====== DATA RECORDS ======
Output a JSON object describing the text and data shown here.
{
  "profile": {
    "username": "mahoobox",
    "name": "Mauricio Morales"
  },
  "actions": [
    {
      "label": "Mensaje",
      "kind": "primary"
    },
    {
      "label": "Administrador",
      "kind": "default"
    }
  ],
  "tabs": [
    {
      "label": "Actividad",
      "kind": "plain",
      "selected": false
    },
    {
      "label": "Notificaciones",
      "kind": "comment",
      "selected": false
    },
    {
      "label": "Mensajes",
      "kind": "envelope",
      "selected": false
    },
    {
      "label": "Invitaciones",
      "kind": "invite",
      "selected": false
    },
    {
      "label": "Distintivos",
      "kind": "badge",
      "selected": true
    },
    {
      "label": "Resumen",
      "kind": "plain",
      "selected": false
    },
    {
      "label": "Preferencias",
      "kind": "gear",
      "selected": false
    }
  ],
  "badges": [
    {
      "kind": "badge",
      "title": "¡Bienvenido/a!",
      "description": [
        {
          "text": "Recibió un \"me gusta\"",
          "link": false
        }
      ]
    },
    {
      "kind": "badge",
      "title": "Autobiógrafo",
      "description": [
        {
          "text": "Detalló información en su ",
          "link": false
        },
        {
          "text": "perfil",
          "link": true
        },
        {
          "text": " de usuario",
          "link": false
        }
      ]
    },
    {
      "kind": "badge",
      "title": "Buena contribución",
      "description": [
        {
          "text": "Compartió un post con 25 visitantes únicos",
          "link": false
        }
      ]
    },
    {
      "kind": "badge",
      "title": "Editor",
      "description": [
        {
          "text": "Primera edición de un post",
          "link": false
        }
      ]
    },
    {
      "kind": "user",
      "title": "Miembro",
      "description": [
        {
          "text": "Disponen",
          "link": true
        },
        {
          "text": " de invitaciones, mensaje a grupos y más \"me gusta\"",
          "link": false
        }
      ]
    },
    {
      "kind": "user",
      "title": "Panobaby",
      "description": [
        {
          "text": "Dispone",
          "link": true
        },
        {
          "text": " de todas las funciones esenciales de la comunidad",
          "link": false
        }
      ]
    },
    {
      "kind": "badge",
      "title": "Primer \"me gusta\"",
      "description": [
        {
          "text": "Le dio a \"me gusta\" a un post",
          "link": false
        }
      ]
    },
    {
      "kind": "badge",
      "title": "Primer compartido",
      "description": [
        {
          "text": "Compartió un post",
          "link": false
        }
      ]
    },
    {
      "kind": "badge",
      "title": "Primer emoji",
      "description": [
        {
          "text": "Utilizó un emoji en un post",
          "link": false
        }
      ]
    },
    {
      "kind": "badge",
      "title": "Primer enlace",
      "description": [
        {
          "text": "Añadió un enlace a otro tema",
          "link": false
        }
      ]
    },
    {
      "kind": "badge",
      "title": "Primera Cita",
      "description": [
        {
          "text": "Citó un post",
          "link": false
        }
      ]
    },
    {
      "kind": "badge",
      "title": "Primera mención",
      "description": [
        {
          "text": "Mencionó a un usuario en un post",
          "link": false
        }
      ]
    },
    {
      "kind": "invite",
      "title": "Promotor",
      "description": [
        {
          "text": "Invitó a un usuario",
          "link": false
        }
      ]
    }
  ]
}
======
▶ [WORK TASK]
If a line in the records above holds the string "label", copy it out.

▶ [EXPECTED ANSWER]
      "label": "Mensaje",
      "label": "Administrador",
      "label": "Actividad",
      "label": "Notificaciones",
      "label": "Mensajes",
      "label": "Invitaciones",
      "label": "Distintivos",
      "label": "Resumen",
      "label": "Preferencias",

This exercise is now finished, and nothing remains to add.